● **About this exercise**
Report each line of the data below in which "internal" appears.

[[ Records shown, beginning ]]

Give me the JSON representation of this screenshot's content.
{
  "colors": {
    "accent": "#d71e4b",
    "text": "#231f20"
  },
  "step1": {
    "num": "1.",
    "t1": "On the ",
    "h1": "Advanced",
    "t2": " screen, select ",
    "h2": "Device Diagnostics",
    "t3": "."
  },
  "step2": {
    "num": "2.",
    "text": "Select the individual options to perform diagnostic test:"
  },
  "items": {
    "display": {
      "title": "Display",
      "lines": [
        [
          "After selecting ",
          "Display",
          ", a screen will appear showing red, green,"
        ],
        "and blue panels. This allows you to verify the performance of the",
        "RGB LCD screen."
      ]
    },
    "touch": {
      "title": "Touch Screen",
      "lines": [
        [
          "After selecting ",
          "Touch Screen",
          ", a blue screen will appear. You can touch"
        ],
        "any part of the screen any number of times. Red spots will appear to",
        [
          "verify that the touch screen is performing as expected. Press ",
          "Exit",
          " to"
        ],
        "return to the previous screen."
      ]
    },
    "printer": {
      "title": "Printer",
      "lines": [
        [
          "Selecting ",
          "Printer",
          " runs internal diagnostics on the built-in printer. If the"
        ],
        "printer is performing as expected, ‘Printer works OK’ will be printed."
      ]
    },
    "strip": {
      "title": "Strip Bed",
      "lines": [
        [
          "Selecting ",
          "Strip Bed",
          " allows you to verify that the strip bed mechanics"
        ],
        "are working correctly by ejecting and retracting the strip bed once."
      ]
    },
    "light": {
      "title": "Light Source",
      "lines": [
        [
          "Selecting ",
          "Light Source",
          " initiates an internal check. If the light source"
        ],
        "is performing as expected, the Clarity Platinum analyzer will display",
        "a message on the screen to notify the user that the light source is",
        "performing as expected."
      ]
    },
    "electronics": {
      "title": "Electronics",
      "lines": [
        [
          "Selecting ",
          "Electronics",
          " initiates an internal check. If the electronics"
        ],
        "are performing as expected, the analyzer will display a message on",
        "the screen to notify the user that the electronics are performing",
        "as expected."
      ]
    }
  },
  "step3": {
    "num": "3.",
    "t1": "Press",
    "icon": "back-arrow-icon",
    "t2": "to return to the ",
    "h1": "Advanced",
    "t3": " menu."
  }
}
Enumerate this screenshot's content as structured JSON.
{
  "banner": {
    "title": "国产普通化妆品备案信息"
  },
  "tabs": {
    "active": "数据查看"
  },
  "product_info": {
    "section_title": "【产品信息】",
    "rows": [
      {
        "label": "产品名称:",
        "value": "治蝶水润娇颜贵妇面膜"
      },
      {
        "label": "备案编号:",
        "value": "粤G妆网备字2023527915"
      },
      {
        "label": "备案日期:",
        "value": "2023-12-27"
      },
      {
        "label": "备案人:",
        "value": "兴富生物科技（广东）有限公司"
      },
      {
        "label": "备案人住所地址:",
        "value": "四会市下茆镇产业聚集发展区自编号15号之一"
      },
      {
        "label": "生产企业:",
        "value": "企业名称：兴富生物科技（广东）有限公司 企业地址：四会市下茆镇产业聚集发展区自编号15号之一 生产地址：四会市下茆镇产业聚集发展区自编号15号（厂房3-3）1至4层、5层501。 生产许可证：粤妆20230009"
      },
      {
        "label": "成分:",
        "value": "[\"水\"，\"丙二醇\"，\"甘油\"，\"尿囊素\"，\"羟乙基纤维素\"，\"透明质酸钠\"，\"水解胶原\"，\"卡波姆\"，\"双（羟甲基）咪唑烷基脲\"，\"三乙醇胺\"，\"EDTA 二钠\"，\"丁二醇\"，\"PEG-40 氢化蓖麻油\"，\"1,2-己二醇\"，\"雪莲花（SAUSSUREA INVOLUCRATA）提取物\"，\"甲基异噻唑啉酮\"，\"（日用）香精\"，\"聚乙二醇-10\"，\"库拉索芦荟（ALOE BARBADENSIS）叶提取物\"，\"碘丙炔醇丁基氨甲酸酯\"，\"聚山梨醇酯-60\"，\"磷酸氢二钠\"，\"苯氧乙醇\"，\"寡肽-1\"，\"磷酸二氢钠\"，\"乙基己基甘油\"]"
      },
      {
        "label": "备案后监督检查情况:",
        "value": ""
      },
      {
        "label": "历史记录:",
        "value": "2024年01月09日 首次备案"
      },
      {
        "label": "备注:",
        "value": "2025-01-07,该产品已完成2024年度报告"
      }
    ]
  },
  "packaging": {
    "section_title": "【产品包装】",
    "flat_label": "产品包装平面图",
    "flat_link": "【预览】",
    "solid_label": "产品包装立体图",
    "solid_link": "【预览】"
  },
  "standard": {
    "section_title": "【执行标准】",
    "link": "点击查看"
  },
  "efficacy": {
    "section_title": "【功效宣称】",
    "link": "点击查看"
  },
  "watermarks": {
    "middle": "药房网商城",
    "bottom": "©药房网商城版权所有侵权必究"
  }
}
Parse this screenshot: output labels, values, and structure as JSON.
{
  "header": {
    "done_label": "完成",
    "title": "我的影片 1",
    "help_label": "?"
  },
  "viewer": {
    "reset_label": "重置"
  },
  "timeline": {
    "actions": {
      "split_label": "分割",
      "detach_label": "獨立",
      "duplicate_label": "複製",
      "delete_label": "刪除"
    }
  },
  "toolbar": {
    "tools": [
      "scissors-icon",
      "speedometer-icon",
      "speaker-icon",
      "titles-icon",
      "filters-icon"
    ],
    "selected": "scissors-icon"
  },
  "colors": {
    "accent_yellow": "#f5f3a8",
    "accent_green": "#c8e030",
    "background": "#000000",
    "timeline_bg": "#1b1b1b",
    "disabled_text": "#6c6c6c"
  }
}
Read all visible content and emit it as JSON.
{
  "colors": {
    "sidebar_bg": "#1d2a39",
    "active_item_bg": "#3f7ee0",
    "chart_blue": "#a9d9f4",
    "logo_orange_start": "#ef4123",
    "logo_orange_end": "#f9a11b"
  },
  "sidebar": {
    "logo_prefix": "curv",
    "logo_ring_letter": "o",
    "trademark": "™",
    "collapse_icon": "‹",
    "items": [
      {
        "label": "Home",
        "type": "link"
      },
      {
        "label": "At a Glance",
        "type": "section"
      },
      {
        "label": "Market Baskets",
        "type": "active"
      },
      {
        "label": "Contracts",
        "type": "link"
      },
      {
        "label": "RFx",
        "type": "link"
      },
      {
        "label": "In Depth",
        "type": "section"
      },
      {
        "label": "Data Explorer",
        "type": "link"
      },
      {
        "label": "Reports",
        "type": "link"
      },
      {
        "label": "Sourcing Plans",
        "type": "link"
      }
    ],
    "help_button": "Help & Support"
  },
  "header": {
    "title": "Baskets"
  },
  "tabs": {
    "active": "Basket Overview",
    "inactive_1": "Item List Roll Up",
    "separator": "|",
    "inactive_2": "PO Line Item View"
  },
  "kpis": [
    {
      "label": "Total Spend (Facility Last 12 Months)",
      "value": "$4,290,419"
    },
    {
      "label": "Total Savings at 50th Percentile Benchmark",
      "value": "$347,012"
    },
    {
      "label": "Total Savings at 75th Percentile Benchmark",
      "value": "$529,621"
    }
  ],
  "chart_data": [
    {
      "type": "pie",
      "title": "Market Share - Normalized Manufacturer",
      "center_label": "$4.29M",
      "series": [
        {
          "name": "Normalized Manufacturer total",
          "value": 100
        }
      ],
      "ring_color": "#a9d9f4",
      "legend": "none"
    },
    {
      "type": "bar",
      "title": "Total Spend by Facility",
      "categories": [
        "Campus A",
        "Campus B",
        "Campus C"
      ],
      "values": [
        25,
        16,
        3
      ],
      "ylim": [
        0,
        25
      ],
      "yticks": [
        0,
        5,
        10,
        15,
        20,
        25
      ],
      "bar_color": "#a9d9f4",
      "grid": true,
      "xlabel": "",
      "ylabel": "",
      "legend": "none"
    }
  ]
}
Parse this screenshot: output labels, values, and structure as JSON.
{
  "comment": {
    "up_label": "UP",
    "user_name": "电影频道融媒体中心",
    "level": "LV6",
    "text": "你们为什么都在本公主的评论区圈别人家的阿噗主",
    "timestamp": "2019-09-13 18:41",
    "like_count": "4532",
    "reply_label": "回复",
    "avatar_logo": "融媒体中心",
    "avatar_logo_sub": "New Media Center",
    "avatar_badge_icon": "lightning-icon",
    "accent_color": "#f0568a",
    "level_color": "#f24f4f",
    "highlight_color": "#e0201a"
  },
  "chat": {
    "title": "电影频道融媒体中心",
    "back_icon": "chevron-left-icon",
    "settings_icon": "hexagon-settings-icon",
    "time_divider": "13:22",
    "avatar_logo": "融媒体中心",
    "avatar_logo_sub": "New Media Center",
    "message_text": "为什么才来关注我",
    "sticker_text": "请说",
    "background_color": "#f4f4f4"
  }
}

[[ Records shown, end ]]

● **Exercise output**
          " runs internal diagnostics on the built-in printer. If the"
          " initiates an internal check. If the light source"
          " initiates an internal check. If the electronics"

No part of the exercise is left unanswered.